When checking the stability of such formulations, one should not forget to store them in explosion-proof ovens. These formulations are quite flammable, and if stored in a regular laboratory oven can cause a fire hazard. The compatibility of these formulations with the final packaging should also be tested as the high level of alcohol could deform many types of plastics.
I hope this quick review of hand sanitizer formulations is quite helpful for formulators and would give them a head-start when formulating such products. Now it is up to the individual formulator to be creative and add his/her personal touch to make such formulations unique in this crowded undifferentiated market.
- Federal register/Vol 81, No. 126/Thursday June 30, 2016 – 21 CFR Part 310
- Federal register/Vol 82, No. 243/Wednesday December 20, 2017 – 21 CFR Part 310
- Federal register/Vol 84, No. 71/Friday April 12, 2019 – 21 CFR Part 310
- Temporary Policy for Certain Alcohol-based Hand Sanitizer Products During the Public Health Emergency (COVID-19) Guidance for Industry. March 2020, Updated Feb 10, 2021
Dr. Fares started his career in personal care studying the effect of solvents on sunscreen chemicals. His interest in skin drug delivery especially from polymeric matrices grew during his graduate work at Rutgers, where he received his Ph. D.

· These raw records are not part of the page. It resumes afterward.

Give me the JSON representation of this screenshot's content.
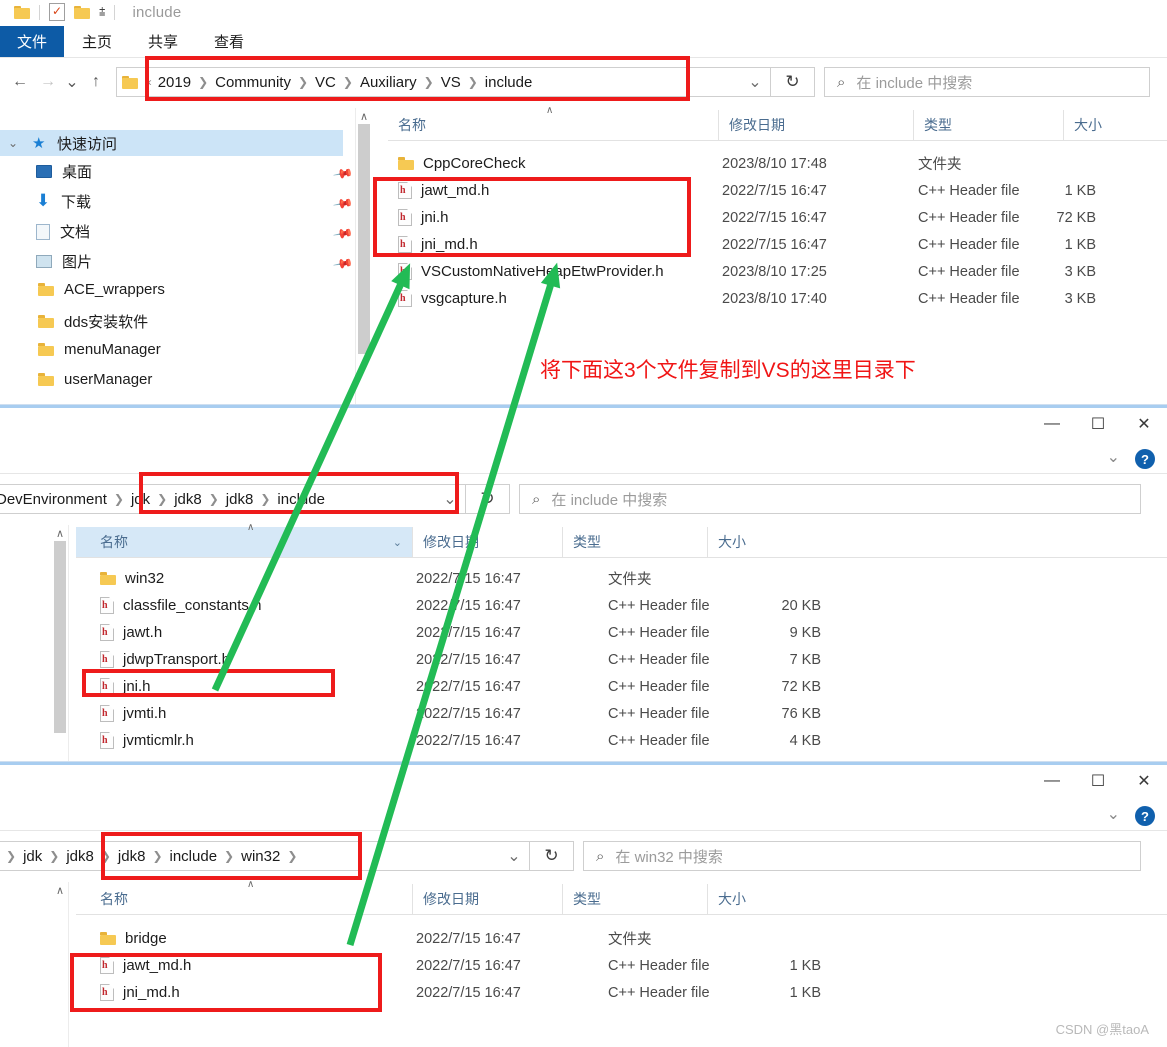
{
  "window1": {
    "title": "include",
    "quick_access_toolbar": [
      "folder-icon",
      "properties-icon",
      "new-folder-icon",
      "customize-dropdown-icon"
    ],
    "ribbon_tabs": [
      {
        "label": "文件",
        "active": true
      },
      {
        "label": "主页",
        "active": false
      },
      {
        "label": "共享",
        "active": false
      },
      {
        "label": "查看",
        "active": false
      }
    ],
    "nav": {
      "back": "←",
      "forward": "→",
      "recent": "⌄",
      "up": "↑",
      "overflow": "«"
    },
    "breadcrumbs": [
      "2019",
      "Community",
      "VC",
      "Auxiliary",
      "VS",
      "include"
    ],
    "refresh_icon": "↻",
    "search": {
      "placeholder": "在 include 中搜索",
      "icon": "search-icon"
    },
    "columns": [
      {
        "label": "名称",
        "sorted": true
      },
      {
        "label": "修改日期"
      },
      {
        "label": "类型"
      },
      {
        "label": "大小"
      }
    ],
    "rows": [
      {
        "name": "CppCoreCheck",
        "icon": "folder",
        "date": "2023/8/10 17:48",
        "type": "文件夹",
        "size": ""
      },
      {
        "name": "jawt_md.h",
        "icon": "header",
        "date": "2022/7/15 16:47",
        "type": "C++ Header file",
        "size": "1 KB"
      },
      {
        "name": "jni.h",
        "icon": "header",
        "date": "2022/7/15 16:47",
        "type": "C++ Header file",
        "size": "72 KB"
      },
      {
        "name": "jni_md.h",
        "icon": "header",
        "date": "2022/7/15 16:47",
        "type": "C++ Header file",
        "size": "1 KB"
      },
      {
        "name": "VSCustomNativeHeapEtwProvider.h",
        "icon": "header",
        "date": "2023/8/10 17:25",
        "type": "C++ Header file",
        "size": "3 KB"
      },
      {
        "name": "vsgcapture.h",
        "icon": "header",
        "date": "2023/8/10 17:40",
        "type": "C++ Header file",
        "size": "3 KB"
      }
    ],
    "sidebar": [
      {
        "label": "快速访问",
        "icon": "star-icon",
        "selected": true,
        "pinned": false,
        "expander": "⌄"
      },
      {
        "label": "桌面",
        "icon": "desktop-icon",
        "pinned": true
      },
      {
        "label": "下载",
        "icon": "download-icon",
        "pinned": true
      },
      {
        "label": "文档",
        "icon": "documents-icon",
        "pinned": true
      },
      {
        "label": "图片",
        "icon": "pictures-icon",
        "pinned": true
      },
      {
        "label": "ACE_wrappers",
        "icon": "folder-icon",
        "pinned": false
      },
      {
        "label": "dds安装软件",
        "icon": "folder-icon",
        "pinned": false
      },
      {
        "label": "menuManager",
        "icon": "folder-icon",
        "pinned": false
      },
      {
        "label": "userManager",
        "icon": "folder-icon",
        "pinned": false
      }
    ]
  },
  "window2": {
    "window_buttons": {
      "minimize": "—",
      "maximize": "☐",
      "close": "✕"
    },
    "ribbon_collapse_icon": "⌄",
    "help_icon": "?",
    "breadcrumbs": [
      "DevEnvironment",
      "jdk",
      "jdk8",
      "jdk8",
      "include"
    ],
    "refresh_icon": "↻",
    "search": {
      "placeholder": "在 include 中搜索",
      "icon": "search-icon"
    },
    "columns": [
      {
        "label": "名称",
        "sorted": true
      },
      {
        "label": "修改日期"
      },
      {
        "label": "类型"
      },
      {
        "label": "大小"
      }
    ],
    "rows": [
      {
        "name": "win32",
        "icon": "folder",
        "date": "2022/7/15 16:47",
        "type": "文件夹",
        "size": ""
      },
      {
        "name": "classfile_constants.h",
        "icon": "header",
        "date": "2022/7/15 16:47",
        "type": "C++ Header file",
        "size": "20 KB"
      },
      {
        "name": "jawt.h",
        "icon": "header",
        "date": "2022/7/15 16:47",
        "type": "C++ Header file",
        "size": "9 KB"
      },
      {
        "name": "jdwpTransport.h",
        "icon": "header",
        "date": "2022/7/15 16:47",
        "type": "C++ Header file",
        "size": "7 KB"
      },
      {
        "name": "jni.h",
        "icon": "header",
        "date": "2022/7/15 16:47",
        "type": "C++ Header file",
        "size": "72 KB"
      },
      {
        "name": "jvmti.h",
        "icon": "header",
        "date": "2022/7/15 16:47",
        "type": "C++ Header file",
        "size": "76 KB"
      },
      {
        "name": "jvmticmlr.h",
        "icon": "header",
        "date": "2022/7/15 16:47",
        "type": "C++ Header file",
        "size": "4 KB"
      }
    ]
  },
  "window3": {
    "window_buttons": {
      "minimize": "—",
      "maximize": "☐",
      "close": "✕"
    },
    "ribbon_collapse_icon": "⌄",
    "help_icon": "?",
    "breadcrumbs": [
      "jdk",
      "jdk8",
      "jdk8",
      "include",
      "win32"
    ],
    "refresh_icon": "↻",
    "search": {
      "placeholder": "在 win32 中搜索",
      "icon": "search-icon"
    },
    "columns": [
      {
        "label": "名称",
        "sorted": true
      },
      {
        "label": "修改日期"
      },
      {
        "label": "类型"
      },
      {
        "label": "大小"
      }
    ],
    "rows": [
      {
        "name": "bridge",
        "icon": "folder",
        "date": "2022/7/15 16:47",
        "type": "文件夹",
        "size": ""
      },
      {
        "name": "jawt_md.h",
        "icon": "header",
        "date": "2022/7/15 16:47",
        "type": "C++ Header file",
        "size": "1 KB"
      },
      {
        "name": "jni_md.h",
        "icon": "header",
        "date": "2022/7/15 16:47",
        "type": "C++ Header file",
        "size": "1 KB"
      }
    ]
  },
  "annotations": {
    "instruction_text": "将下面这3个文件复制到VS的这里目录下",
    "highlight_color": "#ee1b1b",
    "arrow_color": "#22bb55"
  },
  "watermark": "CSDN @黑taoA"
}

Dr. Fares worked at Block Drug and GlaxoSmithKline where he held positions in research and development in the areas of skincare and oral care. After that, he joined L’Oreal where he held several positions of increasing responsibility leading to AVP of skincare. He is currently the Senior Director of skincare and oral care at Ashland Specialty Ingredients. Dr. Fares is the author of many publications, and patents and made many presentations in national and international meetings in the areas of suncare, skincare, and oral care. Dr Fares chairs the NYSCC scientific committee and has won multiple awards in the area of sun care and polymer chemistry.